##### Age 16 to 18 Challenge Level:

Given any two polynomials in a single variable it is always possible to eliminate the variable and obtain a formula showing the relationship between the two polynomials. Try this one. ### Difference of Two Squares

##### Age 14 to 16 Challenge Level:

What is special about the difference between squares of numbers adjacent to multiples of three? ### System Speak

##### Age 16 to 18 Challenge Level:

Five equations... five unknowns... can you solve the system? ### Simplifying Doughnut

##### Age 14 to 18 Challenge Level:

An algebra task which depends on members of the group noticing the needs of others and responding. ### Snookered

##### Age 14 to 18 Challenge Level:

In a snooker game the brown ball was on the lip of the pocket but it could not be hit directly as the black ball was in the way. How could it be potted by playing the white ball off a cushion? ### Algebra from Geometry

##### Age 11 to 16 Challenge Level:

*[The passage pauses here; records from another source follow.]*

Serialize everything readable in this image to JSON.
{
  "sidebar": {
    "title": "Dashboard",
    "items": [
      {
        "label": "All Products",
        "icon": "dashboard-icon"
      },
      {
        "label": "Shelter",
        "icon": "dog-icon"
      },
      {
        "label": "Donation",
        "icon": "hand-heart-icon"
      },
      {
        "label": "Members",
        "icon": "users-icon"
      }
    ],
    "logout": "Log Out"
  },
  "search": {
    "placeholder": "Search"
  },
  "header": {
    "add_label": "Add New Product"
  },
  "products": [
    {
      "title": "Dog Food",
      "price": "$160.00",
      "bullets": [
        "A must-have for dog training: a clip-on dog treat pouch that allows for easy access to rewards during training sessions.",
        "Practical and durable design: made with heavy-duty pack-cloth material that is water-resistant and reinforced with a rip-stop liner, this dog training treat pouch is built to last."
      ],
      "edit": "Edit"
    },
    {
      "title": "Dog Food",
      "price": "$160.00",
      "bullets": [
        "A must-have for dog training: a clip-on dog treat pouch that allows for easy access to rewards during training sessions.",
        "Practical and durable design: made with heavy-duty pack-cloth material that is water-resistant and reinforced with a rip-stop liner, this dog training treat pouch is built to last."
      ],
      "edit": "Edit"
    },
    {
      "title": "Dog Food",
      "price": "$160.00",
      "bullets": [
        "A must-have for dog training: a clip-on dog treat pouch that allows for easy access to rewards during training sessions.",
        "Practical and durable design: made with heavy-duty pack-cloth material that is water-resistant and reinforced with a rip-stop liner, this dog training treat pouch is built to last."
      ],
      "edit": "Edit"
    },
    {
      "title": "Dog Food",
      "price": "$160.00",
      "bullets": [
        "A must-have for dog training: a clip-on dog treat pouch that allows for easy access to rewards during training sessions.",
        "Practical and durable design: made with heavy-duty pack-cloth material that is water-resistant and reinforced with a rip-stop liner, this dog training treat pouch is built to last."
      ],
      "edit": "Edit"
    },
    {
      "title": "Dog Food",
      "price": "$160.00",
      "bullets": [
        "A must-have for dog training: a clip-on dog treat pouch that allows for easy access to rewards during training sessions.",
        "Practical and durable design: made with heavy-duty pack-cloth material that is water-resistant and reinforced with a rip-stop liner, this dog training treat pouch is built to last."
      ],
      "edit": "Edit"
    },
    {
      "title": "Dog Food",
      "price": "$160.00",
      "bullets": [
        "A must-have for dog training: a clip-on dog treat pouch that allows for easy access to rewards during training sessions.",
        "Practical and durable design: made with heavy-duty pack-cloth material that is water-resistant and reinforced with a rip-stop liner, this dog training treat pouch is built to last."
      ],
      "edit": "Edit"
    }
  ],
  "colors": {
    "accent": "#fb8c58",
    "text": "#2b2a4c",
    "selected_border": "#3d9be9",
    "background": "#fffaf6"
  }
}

Account of an investigation which starts from the area of an annulus and leads to the formula for the difference of two squares. ### Binomial

##### Age 16 to 18 Challenge Level:

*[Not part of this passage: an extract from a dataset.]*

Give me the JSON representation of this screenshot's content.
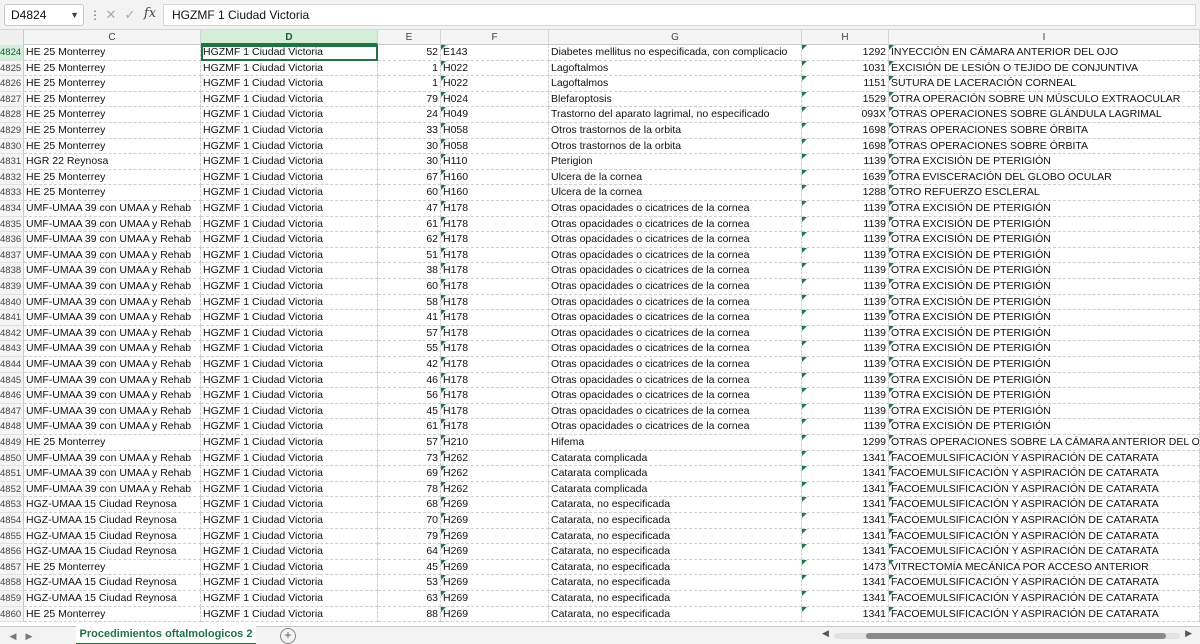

By considering powers of (1+x), show that the sum of the squares of the binomial coefficients from 0 to n is 2nCn ### Puzzling Place Value

##### Age 14 to 16 Challenge Level:

Can you explain what is going on in these puzzling number tricks? ### W Mates

##### Age 16 to 18 Challenge Level:

Show there are exactly 12 magic labellings of the Magic W using the numbers 1 to 9. Prove that for every labelling with a magic total T there is a corresponding labelling with a magic total 30-T. ### Particularly General

##### Age 16 to 18 Challenge Level:

By proving these particular identities, prove the existence of general cases. ### There and Back

##### Age 14 to 16 Challenge Level:

Brian swims at twice the speed that a river is flowing, downstream from one moored boat to another and back again, taking 12 minutes altogether. How long would it have taken him in still water? ### Calculus Countdown

##### Age 16 to 18 Challenge Level:

Can you hit the target functions using a set of input functions and a little calculus and algebra? ### Magic Sums and Products

##### Age 11 to 16

How to build your own magic squares. ### DOTS Division

##### Age 14 to 16 Challenge Level:

Take any pair of two digit numbers x=ab and y=cd where, without loss of generality, ab > cd . Form two 4 digit numbers r=abcd and s=cdab and calculate: {r^2 - s^2} /{x^2 - y^2}. ### Interactive Number Patterns

##### Age 14 to 16 Challenge Level:

How good are you at finding the formula for a number pattern ? ### Terminology

##### Age 14 to 16 Challenge Level:

Given an equilateral triangle inside an isosceles triangle, can you find a relationship between the angles? ### Training Schedule

##### Age 14 to 16 Challenge Level:

The heptathlon is an athletics competition consisting of 7 events. Can you make sense of the scoring system in order to advise a heptathlete on the best way to reach her target? ### Never Prime

##### Age 14 to 16 Challenge Level:

If a two digit number has its digits reversed and the smaller of the two numbers is subtracted from the larger, prove the difference can never be prime. ### Pair Products

##### Age 14 to 16 Challenge Level:

Choose four consecutive whole numbers. Multiply the first and last numbers together. Multiply the middle pair together. What do you notice? ### Three Ways

##### Age 16 to 18 Challenge Level:

If x + y = -1 find the largest value of xy by coordinate geometry, by calculus and by algebra. ### And So on - and on -and On

##### Age 16 to 18 Challenge Level:

Can you find the value of this function involving algebraic fractions for x=2000? ### Algebra Match

##### Age 11 to 16 Challenge Level:

A task which depends on members of the group noticing the needs of others and responding. ### Enriching Experience

##### Age 14 to 16 Challenge Level:

Find the five distinct digits N, R, I, C and H in the following nomogram